The Ministry of Agriculture and Fisheries will spend Sh 50 million in the 2022/2023 Financial Year, to modernize coffee factories in three coffee growing Sub-counties in Nyeri County.
Agriculture Cabinet Secretary (CS), Peter Munya, while on a tour at the Wamagana Fish Processing Plant in Tetu, Nyeri County, said that the revamp was part of the ongoing coffee sub-sector reforms, which are aimed at modernizing the coffee infrastructure and encouraging farmers to increase production.
According to Munya, only a few factories will benefit from the first phase of the renovations but the Ministry intends to scale-up the project to include all coffee factories later.
“The rehabilitation will entail building of new driers and providing new machines to factories in Tetu, Mathira and Mukurwe-ini. We are waiting for the resources to be availed so that we can rehabilitate all the coffee factories,” said Munya.

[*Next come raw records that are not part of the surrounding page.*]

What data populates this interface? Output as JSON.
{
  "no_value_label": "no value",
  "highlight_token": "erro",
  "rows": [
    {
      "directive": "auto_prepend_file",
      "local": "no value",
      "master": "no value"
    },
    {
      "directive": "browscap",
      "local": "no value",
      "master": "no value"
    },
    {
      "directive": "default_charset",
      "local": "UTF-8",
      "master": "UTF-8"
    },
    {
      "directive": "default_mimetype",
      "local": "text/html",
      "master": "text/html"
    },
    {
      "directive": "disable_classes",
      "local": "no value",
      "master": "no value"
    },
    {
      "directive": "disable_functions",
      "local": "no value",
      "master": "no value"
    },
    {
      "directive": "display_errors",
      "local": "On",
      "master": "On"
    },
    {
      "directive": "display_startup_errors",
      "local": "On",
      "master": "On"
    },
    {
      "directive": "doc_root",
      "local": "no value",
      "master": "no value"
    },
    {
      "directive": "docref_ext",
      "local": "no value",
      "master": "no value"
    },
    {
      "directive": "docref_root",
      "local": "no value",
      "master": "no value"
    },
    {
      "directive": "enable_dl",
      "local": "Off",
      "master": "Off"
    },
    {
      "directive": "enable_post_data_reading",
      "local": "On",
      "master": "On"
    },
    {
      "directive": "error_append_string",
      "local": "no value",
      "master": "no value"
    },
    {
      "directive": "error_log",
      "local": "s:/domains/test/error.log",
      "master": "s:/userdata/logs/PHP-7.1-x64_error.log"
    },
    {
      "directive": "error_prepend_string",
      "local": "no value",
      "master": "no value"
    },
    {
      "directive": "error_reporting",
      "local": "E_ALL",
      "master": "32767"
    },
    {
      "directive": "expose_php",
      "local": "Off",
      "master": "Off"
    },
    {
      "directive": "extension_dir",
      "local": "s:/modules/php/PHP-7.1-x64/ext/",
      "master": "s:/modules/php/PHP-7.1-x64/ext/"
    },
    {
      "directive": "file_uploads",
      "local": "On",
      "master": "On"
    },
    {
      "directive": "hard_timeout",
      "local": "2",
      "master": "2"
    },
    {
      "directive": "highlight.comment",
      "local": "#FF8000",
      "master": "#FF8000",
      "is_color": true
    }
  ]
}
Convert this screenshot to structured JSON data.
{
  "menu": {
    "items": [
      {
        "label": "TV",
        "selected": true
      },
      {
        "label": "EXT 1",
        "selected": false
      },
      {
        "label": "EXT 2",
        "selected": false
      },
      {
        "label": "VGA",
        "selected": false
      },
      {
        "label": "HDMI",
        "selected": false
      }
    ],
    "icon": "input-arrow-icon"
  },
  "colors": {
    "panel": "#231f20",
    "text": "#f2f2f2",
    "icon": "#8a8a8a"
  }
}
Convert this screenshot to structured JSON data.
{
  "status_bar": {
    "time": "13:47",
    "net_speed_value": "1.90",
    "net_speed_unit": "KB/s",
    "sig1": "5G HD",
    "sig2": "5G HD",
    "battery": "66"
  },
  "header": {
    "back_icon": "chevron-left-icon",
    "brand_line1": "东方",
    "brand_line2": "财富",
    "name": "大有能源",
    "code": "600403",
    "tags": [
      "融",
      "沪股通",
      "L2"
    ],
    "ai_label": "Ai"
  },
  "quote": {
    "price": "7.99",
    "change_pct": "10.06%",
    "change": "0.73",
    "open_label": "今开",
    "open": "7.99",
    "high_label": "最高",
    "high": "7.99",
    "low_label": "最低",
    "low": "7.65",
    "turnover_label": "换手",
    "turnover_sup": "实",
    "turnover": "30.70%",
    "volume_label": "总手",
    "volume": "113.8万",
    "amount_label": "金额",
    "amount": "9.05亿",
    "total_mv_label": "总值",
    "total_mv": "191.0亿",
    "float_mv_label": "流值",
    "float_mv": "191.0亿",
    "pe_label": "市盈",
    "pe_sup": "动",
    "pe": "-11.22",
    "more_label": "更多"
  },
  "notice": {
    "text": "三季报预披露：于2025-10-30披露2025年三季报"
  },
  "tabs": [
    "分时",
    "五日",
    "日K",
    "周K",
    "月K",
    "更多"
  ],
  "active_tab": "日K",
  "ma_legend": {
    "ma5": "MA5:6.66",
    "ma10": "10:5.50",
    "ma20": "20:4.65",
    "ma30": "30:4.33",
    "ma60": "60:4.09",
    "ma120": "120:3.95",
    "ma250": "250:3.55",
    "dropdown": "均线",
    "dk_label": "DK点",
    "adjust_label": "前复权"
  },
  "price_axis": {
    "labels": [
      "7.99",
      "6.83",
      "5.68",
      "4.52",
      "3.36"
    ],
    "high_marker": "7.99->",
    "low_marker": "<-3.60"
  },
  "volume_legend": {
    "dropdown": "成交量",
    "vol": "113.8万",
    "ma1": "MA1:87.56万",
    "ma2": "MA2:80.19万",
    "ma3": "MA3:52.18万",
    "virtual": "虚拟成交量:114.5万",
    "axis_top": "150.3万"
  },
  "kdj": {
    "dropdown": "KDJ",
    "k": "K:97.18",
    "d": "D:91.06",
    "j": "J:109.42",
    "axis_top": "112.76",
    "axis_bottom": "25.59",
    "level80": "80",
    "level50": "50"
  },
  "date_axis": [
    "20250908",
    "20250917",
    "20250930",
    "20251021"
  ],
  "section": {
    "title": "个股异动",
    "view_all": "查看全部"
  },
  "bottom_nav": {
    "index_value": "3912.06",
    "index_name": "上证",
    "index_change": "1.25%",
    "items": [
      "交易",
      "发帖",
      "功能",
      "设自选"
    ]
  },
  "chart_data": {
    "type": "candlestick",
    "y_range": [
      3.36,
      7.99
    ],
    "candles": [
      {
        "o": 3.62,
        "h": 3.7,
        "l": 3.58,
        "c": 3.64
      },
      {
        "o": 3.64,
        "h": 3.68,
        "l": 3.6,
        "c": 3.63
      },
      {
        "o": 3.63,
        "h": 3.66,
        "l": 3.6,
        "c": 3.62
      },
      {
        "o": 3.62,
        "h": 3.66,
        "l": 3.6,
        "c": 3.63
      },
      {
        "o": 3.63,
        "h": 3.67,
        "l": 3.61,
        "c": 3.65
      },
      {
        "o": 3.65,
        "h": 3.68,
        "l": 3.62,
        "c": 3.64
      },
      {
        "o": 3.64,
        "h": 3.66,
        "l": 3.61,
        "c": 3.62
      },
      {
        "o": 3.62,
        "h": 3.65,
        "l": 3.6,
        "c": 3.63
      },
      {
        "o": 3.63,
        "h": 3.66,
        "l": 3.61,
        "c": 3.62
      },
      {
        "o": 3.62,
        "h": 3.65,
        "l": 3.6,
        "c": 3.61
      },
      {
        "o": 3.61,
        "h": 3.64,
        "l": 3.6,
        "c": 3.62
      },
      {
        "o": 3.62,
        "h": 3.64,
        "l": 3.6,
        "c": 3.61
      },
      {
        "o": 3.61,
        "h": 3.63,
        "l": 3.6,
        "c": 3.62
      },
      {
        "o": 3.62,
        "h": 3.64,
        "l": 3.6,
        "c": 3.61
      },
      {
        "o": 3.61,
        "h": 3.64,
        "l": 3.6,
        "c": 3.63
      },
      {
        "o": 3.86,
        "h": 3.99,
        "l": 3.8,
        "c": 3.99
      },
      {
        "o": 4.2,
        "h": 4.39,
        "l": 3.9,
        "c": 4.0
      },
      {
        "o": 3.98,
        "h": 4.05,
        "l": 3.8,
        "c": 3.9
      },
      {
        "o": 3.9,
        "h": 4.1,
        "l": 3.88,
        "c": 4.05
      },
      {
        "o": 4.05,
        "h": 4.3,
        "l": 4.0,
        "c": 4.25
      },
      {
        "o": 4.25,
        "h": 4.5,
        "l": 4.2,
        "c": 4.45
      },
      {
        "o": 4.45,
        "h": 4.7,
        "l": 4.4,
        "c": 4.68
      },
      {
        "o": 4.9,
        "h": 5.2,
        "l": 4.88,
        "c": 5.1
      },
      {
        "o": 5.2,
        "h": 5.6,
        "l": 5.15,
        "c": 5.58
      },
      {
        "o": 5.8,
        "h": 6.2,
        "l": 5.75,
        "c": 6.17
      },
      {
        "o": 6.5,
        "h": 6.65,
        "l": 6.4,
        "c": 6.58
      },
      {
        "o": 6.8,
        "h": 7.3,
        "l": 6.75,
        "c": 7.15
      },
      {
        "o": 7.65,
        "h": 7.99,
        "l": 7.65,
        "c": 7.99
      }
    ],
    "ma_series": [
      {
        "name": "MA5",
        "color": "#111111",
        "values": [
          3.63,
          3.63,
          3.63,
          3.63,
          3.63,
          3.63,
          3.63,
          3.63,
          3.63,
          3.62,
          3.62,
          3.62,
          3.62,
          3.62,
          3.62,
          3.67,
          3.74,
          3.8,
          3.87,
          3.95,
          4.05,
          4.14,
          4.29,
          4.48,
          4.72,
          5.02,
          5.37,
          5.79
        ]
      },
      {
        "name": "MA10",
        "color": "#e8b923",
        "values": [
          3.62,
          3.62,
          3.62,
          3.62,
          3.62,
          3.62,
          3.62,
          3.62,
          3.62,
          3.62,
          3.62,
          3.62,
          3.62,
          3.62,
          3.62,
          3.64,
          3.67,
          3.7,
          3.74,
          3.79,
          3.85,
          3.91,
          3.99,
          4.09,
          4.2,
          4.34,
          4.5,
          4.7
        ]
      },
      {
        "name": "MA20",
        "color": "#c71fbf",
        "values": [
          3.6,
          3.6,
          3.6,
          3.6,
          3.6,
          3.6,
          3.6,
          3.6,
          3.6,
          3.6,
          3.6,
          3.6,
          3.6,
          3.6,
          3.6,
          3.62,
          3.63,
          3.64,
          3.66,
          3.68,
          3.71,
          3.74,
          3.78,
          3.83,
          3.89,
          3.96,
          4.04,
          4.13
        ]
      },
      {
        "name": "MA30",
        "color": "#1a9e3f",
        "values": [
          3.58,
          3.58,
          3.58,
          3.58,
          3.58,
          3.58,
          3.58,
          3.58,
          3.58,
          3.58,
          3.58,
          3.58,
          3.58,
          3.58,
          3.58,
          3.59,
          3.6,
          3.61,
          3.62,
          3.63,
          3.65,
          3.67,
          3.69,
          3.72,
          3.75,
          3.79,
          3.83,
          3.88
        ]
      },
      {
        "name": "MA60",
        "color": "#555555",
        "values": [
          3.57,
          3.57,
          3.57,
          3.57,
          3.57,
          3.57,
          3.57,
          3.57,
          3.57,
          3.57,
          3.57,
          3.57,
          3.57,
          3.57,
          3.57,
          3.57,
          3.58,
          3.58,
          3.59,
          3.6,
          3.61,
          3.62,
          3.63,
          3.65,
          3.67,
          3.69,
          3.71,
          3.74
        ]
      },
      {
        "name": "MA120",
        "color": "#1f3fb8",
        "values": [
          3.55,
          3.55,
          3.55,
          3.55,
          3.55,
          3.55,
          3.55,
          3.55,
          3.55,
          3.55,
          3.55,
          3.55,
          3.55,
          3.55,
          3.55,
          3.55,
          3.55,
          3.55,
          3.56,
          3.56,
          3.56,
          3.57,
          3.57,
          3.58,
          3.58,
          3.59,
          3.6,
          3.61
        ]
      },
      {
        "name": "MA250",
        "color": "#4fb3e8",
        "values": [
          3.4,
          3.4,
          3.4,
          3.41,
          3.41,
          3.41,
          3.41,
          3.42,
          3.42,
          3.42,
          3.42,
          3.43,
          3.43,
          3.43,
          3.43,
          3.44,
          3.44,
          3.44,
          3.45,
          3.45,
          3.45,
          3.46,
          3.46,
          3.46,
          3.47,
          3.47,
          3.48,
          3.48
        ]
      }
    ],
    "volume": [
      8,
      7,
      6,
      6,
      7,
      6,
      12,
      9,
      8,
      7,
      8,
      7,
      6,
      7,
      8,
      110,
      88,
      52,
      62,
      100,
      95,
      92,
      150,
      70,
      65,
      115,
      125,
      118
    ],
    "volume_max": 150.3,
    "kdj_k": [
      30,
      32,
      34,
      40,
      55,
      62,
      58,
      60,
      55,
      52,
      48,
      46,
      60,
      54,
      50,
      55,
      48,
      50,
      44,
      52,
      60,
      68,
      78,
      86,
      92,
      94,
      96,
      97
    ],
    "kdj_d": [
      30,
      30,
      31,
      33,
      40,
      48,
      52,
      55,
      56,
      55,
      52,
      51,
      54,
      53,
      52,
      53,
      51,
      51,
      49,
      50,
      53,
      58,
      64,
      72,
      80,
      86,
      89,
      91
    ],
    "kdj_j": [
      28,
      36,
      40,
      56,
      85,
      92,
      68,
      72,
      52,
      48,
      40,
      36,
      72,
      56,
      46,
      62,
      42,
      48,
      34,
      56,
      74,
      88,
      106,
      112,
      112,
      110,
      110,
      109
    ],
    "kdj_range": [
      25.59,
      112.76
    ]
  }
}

While taking stock of the achievements by his Ministry in the different agriculture sub-sectors, Munya revealed that the government had spent Sh1.4 billion on different Agriculture projects within Nyeri County for the last five years.
According to the CS, the lion’s shares of the resources have been channeled towards projects aimed at promoting food and nutrition security.
Some of the biggest beneficiaries include projects under the Kenya Climate Smart Agriculture project, where 17,000 farmers benefited from government projects worth Sh 363 million. The ministry also pumped Sh 317 million into the rehabilitation of 247 hectares under the Ndirithi-Aguuthi Irrigation Scheme in Kieni-Sub-county under the small-scale irrigation and value addition programmes.
Munya said that once complete, the project which is currently at 90 per cent completion will benefit 1,600 farmers.
Under the coffee sector, Munya further noted that 29,000 farmers were already benefiting from the E-Subsidy programme which allows farmers to enjoy a 40 per cent discount on farm input and agrichemicals.
He said that the Ministry had so far released vouchers worth Sh 30 million to cover the purchase of inputs and 302 metric tonnes of fertilizers to be used by farmers during the long rain season.
He at the same time said that government subsidized fertilizer, was already available at the National Cereal and Produce Board depots in all the counties. Munya said that the decision to sell fertilizer from NCPB depots was reached as a way of shielding farmers from hiked prices by private agro-dealers.
“The subsidized fertilizer is not being sold at local agro-vets because we do not want a situation where people buy from the government and then resell it at higher price to the farmer. We want the individual farmer to make a direct purchase from NCPB. That is why we have reduced the price by half so that you can also afford transport to the depots,” said Munya.
The Government in April slashed the cost of fertilizer by nearly half after the prices hit an all-time high of Sh 6,500 per 50-kilogram bag.
The Government also capped the purchase of the fertilizer to 20 bags per farmer, a move that would ensure more growers get access to cheap fertilizer.
Munya at the same time encouraged more youths to join the agriculture sector. He said that there were still too few young people immersing themselves in the field of Agriculture despite the government setting up programmes such as Empowering Novel Agri-Business-Led Employment for Youth (ENABLE youth) which is aimed at imparting agribusiness skills and providing interest free loans for agripreneurs.
“The young people have refused to embrace Agriculture but we are still looking for strategies to bring them on board, especially using technology and other innovative ways that are appealing to them,” said Munya.
By Wangari Mwangi and Ressy Harnet